maybe that is why he has never gotten around to writing a new manual?? Personally, I never understood his mumbo jumbo and actually haven't used the program for a year or two since I could never really verify it did much.
Well, to be honest I can't rule out that it does something
more than just re-allocating bad sectors. I think his claim is that he "scrubs the sectors with magic bit-patterns to re-magnetize the surface" or something, but I fail to see how that would work - especially since a write to a bad sector triggers reallocation (but OK, perhaps it's possible to turn that feature off temporarily).
Afaik SpinRite hasn't been updated since 6.0 was released (some time during 2004?), but appearantly it's an effective cash cow. Probably helps a lot with all those positive reviews the "reputable sources" give, it's a self-enhancing mass delusion
Looks like trying the mfg's software may be the best way to go when a drive is going bad. Since we are a small public school in the USA, money is always tight.
That's what I would do. And as soon as a drive starts getting re-allocated sectors, I rescue all data and consider the drive as dead; I might use it for transferring non-critical data or as a scratchpad, but not for anything important. I've had drives work like that for years... and I've had them fail a few weeks the first re-allocated sector. Thinking that you have repaired

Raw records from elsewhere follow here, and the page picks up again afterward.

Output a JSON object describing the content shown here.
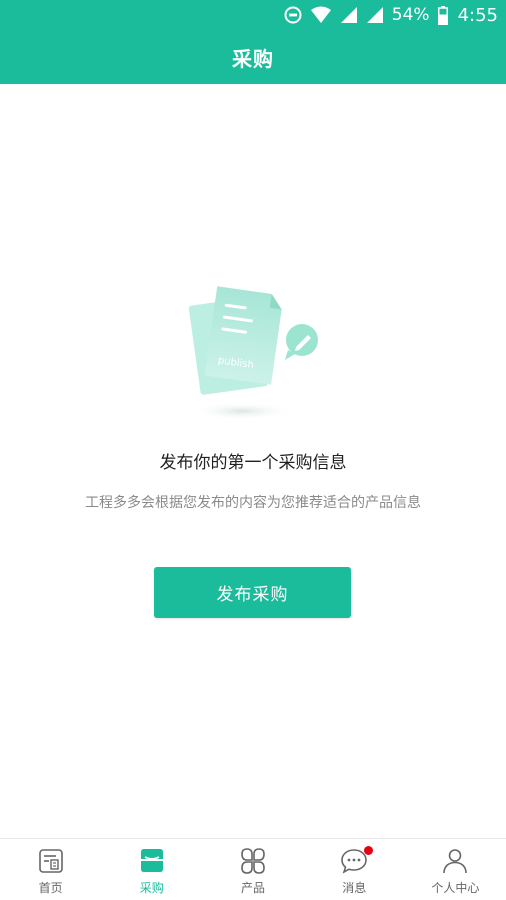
{
  "status_bar": {
    "battery": "54%",
    "time": "4:55"
  },
  "header": {
    "title": "采购"
  },
  "empty_state": {
    "illustration_text": "publish",
    "title": "发布你的第一个采购信息",
    "description": "工程多多会根据您发布的内容为您推荐适合的产品信息",
    "button_label": "发布采购"
  },
  "bottom_nav": {
    "items": [
      {
        "label": "首页",
        "icon": "home-icon"
      },
      {
        "label": "采购",
        "icon": "purchase-icon",
        "active": true
      },
      {
        "label": "产品",
        "icon": "product-icon"
      },
      {
        "label": "消息",
        "icon": "message-icon",
        "badge": true
      },
      {
        "label": "个人中心",
        "icon": "person-icon"
      }
    ]
  },
  "colors": {
    "accent": "#1abc9c",
    "badge": "#e60012"
  }
}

a drive with spinrite (or anything else) is outright dangerous.
During the summer when I usually run MemTest and reghost each student machine, I may have to add the mfg's diagnostic test to this project. Maybe it will save some headaches as the new school year progress.
It would probably be a good idea to find a S.M.A.R.T diagnostics tool that can send email reports, and have it trigger on a non-zero reallocated sector count. That'll let you visit potential troublesome machines before
things get really bad. If you have routine checks with memtest etc, it's probably not a bad idea adding a disk-vendor-tool full check, just keep in mind that the check itself does put some stress on the system.